According to eMarketer, while coupons delivered by print media are still used the most, this year more than half of U.S. adult Internet users are predicted to redeem digital coupons. That’s 102.5 million people who will use the coupons for both online and offline shopping. More specifically, there will be an 11 percent increase in coupon use and it will be mainly driven by the digital-coupons audience using mobile devices.
For marine dealers, then, the use of coupons could be worth some effort. Sending out coupons in mailers (like Christmas cards) or including them in ads is an option. However, given our boating customer base and the fact that they’re tech savvy carriers of iPads and smartphones, generating digital coupons seems to fit the bill best. The offers can range widely from discounts on accessories to special service deals. They can be sent often. And they can take a couple of different forms.
First, the simple straight discount deal (i.e. 15 percent off this item or that service with this coupon, etc.) Second, the big-discount-for-cash-now deal (i.e. Buy a $500 spring tune-up for $250 today).
For every deal, time limits and qualifications must be spelled out. For a straight discount coupon, a short expiration date should be stated.
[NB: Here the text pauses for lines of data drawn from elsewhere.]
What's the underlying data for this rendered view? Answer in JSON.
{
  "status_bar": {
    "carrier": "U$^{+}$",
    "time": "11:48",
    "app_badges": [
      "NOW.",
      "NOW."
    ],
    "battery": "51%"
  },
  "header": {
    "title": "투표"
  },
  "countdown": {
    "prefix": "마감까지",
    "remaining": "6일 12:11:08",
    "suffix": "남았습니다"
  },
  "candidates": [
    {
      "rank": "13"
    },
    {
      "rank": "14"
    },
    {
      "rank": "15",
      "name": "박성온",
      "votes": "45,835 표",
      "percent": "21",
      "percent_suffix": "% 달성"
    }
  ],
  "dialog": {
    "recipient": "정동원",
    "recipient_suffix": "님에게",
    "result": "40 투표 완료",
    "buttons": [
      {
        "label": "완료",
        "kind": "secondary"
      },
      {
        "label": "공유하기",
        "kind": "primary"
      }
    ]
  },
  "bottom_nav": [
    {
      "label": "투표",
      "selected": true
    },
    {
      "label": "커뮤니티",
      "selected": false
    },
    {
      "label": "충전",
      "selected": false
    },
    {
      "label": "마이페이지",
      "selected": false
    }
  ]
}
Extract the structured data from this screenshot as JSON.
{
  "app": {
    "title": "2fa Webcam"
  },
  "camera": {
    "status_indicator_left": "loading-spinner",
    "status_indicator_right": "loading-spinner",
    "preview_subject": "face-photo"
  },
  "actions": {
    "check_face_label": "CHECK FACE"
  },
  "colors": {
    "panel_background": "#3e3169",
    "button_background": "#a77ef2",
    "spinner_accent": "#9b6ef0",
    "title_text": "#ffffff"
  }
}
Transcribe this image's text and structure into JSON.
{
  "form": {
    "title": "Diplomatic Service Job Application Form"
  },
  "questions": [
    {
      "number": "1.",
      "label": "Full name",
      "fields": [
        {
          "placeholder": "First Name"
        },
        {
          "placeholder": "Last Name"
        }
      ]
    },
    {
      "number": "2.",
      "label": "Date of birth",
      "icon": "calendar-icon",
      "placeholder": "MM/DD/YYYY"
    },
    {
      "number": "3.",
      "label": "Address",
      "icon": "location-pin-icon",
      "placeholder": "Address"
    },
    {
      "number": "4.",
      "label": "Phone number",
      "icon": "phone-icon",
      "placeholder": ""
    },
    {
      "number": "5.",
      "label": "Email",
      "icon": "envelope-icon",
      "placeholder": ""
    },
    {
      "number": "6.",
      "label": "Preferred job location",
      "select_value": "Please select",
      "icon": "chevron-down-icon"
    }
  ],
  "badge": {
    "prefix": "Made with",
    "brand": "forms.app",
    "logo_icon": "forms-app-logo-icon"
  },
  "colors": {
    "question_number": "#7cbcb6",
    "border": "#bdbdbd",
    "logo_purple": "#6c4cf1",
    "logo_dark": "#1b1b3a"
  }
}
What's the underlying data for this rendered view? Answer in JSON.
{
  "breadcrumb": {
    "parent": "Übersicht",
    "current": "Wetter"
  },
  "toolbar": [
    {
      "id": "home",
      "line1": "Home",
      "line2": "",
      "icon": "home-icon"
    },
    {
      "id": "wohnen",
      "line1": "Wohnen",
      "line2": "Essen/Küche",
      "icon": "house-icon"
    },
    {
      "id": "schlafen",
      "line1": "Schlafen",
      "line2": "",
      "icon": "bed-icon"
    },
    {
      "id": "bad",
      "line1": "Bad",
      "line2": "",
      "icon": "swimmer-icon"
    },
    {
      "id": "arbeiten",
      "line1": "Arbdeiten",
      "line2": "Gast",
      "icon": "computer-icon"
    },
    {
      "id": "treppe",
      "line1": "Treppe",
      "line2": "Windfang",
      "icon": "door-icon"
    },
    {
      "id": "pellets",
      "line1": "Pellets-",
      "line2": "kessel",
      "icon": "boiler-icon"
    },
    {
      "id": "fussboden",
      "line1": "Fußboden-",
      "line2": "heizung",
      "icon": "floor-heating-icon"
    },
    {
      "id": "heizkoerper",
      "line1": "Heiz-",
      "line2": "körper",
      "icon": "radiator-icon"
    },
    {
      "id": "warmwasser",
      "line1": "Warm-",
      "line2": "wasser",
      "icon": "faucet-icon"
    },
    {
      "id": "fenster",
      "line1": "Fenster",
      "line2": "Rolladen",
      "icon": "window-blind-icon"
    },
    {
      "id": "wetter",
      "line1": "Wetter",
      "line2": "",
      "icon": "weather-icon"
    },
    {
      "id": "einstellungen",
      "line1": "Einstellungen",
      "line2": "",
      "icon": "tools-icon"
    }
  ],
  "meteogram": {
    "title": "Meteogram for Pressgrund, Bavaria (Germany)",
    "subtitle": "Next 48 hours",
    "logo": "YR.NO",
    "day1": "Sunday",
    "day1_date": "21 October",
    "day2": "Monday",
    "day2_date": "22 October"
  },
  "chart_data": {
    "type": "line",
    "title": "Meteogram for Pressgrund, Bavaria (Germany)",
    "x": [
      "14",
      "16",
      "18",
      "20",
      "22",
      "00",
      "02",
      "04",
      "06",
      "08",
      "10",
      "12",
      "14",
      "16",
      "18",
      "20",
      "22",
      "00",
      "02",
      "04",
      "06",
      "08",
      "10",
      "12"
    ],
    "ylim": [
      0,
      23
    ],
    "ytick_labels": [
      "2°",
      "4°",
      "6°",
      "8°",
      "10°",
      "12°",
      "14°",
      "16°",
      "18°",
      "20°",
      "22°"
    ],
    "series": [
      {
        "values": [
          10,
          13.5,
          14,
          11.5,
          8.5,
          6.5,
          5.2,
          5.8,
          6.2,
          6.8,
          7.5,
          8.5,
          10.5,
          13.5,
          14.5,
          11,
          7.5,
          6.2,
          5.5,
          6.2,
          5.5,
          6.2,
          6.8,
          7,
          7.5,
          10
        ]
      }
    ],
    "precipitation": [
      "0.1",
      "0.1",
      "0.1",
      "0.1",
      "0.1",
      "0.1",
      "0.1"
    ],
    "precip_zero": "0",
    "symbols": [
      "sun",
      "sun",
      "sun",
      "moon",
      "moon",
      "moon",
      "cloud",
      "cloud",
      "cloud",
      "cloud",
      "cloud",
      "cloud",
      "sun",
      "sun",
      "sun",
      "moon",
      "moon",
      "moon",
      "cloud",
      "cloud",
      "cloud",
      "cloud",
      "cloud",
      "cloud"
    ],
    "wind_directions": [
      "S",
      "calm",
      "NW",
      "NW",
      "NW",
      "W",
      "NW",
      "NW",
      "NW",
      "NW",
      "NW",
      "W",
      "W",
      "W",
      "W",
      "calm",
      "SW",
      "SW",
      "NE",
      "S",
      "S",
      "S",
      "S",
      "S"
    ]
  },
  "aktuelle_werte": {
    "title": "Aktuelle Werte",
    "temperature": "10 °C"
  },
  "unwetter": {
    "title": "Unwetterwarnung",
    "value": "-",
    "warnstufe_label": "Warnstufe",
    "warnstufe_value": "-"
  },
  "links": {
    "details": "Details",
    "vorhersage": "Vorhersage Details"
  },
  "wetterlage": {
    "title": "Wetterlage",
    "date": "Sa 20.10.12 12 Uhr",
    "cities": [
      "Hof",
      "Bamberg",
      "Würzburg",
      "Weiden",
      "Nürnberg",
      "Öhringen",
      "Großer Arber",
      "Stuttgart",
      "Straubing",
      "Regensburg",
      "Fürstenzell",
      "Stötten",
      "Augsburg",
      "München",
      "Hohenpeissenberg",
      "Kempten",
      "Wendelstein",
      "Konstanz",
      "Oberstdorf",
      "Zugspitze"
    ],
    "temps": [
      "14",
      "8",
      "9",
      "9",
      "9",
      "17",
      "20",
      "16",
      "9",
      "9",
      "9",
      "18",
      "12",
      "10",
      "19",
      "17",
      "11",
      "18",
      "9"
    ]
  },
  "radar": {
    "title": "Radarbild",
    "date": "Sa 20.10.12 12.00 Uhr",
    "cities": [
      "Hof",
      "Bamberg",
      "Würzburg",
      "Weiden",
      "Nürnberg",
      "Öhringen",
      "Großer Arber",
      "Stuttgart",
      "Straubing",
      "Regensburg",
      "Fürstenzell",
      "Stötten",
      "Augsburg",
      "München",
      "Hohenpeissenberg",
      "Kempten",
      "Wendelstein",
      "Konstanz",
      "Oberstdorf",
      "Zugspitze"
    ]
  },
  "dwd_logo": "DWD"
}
For the big discount style deal, the time to purchase the coupon is usually very short and the coupon must be used by a set date, albeit the customer never loses credit for the amount already paid even if the coupon doesn’t get used until after the deadline.
With the information technology we have in our dealership today (computers, websites, e-newsletters, customer and prospect email lists), driving more business by using coupons anytime has never been easier to do.